Cloud and the Digital Transformation
How is this actually connected?
Everyone is talking about Digital Transformation. However, it is seldom explained what exactly it means and what role the cloud plays in it - the danger is correspondingly great that companies' digitization initiatives simply get "bogged down" in the complex and volatile environment.
The Digital Transformation as the Sum of Its Transitions
At least the cloud reference is quickly explained - to do this, you only need to understand what a "transformation" actually is: A transformation initially knows no beginning and no end - it describes a continuous change of a system such as a company or market.
This change can be broken down into individual steps: Transitions transfer the system (such as a company or a market) from an old to a new state. An infinite chain of transitions then forms the continuous transformation.
So what does this have to do with the specific challenges of the cloud? The cloud describes some of these transitions that companies must face in order to successfully master the Digital Transformation as a whole.
Big Picture of Cloud Transitions
When we talk about the cloud, everything revolves around a strategically thought-out roadmap of cloud transitions which, taken together, form an integral part of the Digital Transformation. Cloud transitions are divided into three clusters based on Gartner's 5R model.

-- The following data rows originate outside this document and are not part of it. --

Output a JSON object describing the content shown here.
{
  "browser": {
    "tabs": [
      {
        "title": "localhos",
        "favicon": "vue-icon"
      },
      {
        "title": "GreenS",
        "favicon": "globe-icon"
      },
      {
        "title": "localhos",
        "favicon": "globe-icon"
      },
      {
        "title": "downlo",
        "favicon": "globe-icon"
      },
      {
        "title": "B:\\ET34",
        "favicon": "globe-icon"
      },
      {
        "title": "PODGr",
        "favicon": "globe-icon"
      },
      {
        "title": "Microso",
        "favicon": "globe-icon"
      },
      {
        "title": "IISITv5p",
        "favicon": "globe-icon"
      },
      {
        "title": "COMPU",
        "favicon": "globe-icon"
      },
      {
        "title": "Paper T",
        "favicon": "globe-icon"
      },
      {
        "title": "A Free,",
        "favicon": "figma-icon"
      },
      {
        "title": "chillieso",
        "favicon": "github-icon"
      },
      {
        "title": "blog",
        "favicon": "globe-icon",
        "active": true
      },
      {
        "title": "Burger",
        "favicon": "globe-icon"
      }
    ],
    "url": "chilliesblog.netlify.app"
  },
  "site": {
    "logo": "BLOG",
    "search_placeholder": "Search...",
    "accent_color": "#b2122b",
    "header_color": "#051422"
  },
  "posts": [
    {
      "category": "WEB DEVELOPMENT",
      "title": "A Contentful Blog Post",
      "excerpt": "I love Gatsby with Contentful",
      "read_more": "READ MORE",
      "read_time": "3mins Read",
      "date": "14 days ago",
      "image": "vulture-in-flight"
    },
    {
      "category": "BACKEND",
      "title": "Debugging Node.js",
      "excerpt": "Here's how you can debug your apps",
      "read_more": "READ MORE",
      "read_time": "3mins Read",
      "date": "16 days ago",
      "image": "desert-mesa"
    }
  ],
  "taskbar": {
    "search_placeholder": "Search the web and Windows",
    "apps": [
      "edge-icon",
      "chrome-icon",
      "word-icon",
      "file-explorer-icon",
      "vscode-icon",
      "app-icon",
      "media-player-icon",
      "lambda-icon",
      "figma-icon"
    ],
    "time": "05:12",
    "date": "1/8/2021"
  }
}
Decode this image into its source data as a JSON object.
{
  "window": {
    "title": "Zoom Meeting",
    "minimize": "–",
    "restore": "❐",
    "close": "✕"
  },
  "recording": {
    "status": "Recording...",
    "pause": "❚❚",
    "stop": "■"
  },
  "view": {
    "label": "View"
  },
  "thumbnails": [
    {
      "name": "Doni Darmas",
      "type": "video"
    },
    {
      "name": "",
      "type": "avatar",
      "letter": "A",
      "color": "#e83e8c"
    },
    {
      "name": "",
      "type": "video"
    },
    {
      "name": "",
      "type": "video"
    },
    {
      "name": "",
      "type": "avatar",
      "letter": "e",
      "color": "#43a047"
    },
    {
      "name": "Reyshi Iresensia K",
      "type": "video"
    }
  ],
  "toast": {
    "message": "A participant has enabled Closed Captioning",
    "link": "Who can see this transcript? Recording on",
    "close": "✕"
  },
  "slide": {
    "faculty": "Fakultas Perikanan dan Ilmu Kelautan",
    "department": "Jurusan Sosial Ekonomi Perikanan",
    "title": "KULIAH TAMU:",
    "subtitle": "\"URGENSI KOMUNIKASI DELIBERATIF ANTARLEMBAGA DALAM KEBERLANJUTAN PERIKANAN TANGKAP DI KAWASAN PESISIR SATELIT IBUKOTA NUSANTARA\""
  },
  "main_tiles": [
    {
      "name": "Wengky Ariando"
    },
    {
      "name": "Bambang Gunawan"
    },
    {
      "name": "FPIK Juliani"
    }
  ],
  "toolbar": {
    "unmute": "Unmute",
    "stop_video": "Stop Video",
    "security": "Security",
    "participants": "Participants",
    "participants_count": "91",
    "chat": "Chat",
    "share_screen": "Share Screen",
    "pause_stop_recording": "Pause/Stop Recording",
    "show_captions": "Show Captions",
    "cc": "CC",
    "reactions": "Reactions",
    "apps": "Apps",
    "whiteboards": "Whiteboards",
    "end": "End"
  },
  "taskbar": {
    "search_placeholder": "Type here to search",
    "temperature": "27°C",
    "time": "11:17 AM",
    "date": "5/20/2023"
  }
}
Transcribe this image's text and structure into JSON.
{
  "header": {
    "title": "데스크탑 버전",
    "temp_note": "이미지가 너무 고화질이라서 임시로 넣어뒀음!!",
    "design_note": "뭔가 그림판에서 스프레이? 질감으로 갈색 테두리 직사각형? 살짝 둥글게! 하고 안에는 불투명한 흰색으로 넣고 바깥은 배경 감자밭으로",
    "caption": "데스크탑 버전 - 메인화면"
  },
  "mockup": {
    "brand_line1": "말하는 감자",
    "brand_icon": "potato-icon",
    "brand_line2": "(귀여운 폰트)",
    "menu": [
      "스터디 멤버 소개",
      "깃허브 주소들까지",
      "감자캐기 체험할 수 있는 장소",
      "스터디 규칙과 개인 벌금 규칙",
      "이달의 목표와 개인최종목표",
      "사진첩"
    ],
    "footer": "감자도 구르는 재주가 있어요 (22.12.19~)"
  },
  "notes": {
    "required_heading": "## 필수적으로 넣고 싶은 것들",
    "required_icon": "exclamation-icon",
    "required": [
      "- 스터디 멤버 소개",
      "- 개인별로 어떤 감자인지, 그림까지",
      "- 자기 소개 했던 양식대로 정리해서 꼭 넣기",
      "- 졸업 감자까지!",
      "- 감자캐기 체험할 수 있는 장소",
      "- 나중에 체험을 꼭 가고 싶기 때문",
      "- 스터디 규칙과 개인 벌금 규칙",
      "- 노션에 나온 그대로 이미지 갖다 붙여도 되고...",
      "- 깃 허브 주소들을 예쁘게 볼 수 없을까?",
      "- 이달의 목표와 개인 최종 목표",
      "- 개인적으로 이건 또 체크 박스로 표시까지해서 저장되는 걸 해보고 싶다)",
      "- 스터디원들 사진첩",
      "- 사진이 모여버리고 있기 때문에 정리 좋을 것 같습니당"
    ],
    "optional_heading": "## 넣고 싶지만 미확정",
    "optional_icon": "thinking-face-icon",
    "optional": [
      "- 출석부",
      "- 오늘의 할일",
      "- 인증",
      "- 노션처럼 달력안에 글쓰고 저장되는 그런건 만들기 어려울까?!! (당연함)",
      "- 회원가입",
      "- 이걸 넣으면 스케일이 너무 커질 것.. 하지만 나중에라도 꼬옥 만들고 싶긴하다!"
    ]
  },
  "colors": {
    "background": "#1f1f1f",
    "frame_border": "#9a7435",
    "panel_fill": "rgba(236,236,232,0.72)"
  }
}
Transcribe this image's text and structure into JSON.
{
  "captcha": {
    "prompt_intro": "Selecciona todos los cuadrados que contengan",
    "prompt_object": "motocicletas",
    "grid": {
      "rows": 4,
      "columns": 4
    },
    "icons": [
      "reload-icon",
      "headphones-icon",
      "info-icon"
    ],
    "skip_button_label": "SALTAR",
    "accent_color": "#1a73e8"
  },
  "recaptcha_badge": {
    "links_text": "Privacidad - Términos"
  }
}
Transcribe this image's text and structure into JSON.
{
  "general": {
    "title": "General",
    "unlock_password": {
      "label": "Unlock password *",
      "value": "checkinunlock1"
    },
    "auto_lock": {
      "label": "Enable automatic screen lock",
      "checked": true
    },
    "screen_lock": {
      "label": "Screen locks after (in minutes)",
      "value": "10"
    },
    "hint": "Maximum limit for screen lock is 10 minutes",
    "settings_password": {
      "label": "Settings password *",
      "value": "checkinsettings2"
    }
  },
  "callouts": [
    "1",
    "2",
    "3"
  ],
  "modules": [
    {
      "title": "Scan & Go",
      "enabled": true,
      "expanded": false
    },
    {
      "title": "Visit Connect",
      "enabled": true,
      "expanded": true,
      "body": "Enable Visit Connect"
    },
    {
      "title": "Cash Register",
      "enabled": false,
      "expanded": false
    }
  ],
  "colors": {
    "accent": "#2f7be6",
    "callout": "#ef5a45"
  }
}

At the level of the classic data center business, infrastructure transitions form the basis. Here, individual business processes and the associated IT systems or the entire data center are transferred from a classic to a virtual environment of the public or private cloud. Various variants can be used to provide the infrastructure (IaaS): In addition to cloud hyperscalers such as AWS, Google Cloud Platform and Microsoft Azure, there are various offerings on the market for the transition to a private cloud. A combination of public and private cloud solutions is referred to as multi-cloud integration.
Infrastructure transitions are either planned as "big bang" migrations or implemented in a phased approach (e.g. via "SmartShift").
Cloud cative software design & redesign
The Gartner Rs Refactor, Revise and Rebuild are combined in the Cloud Native Design and Redesign area. Individual solutions and innovation projects are implemented here.
Cloud Native refers to the latest evolutionary stage of software development, which was only made possible by cloud technologies. Some of the key features of Cloud Native are:
- The BusDevOps model breaks down silos that used to exist between development, operations and business units. Each developer also has operations in view at all times, eliminating unnecessary escalations. Subject matter experts are an integral part of the teams.
- Continuous development, testing & integrations, i.e. a high degree of automation in service delivery, lead to drastically shortened release cycles.
- The intensive use of given platform services (PaaS) from AWS, Microsoft Azure or IBM Watson lead to a drastically shortened time-to-market as well as the possibility to tangibly implement innovation experiments and prototypes in a short time.
- Container architectures (e.g., with Docker) are the tool par excellence for the volatile times in which the markets find themselves. Software solutions thus become flexible, elastic, robust and changeable.
Cloud Native Design is about new solutions, e.g. for innovation projects with Blockchain, Artificial Intelligence, Chatbots, Robotic Process Automation, IoT or Big Data/Analytics, where typically fast, tangible results and experiments have highest priority.
The renewal of already existing application landscapes according to Cloud Native principles and methods can be found under the term Redesign. This ranges from the removal of individual components (e.g., the replacement of an on-premise database with a database-as-a-service) to the holistic refactoring/rebuilding of complete applications.
The Replace aspect covers all application transitions. This means the change from classic software provision methods and licensing models to the use of software-as-a-services (SaaS). This is also the final stage in the cloud transition environment.
Both industry-specific (such as editorial applications) and process-specific solutions (such as O365 as part of the workplace of the future) can be considered for the transition to software as a service. The challenge is to develop an individual overview of which SaaS are relevant for one's own application landscapes.
Cloud and Digital Transformation
A well thought-out cloud strategy can therefore be divided into three fields of action:
- Infrastructure transitions
- Software design & redesign
- Application transitions
So how are Digital Transformation and the Cloud related?
The cloud strategy describes some (but not all) of the Digital Transformation transitions. Every company should embed its cloud initiatives in an overarching digitalization strategy. Only if both topics are considered as a whole can you avoid the risk of getting bogged down in many digitization construction sites.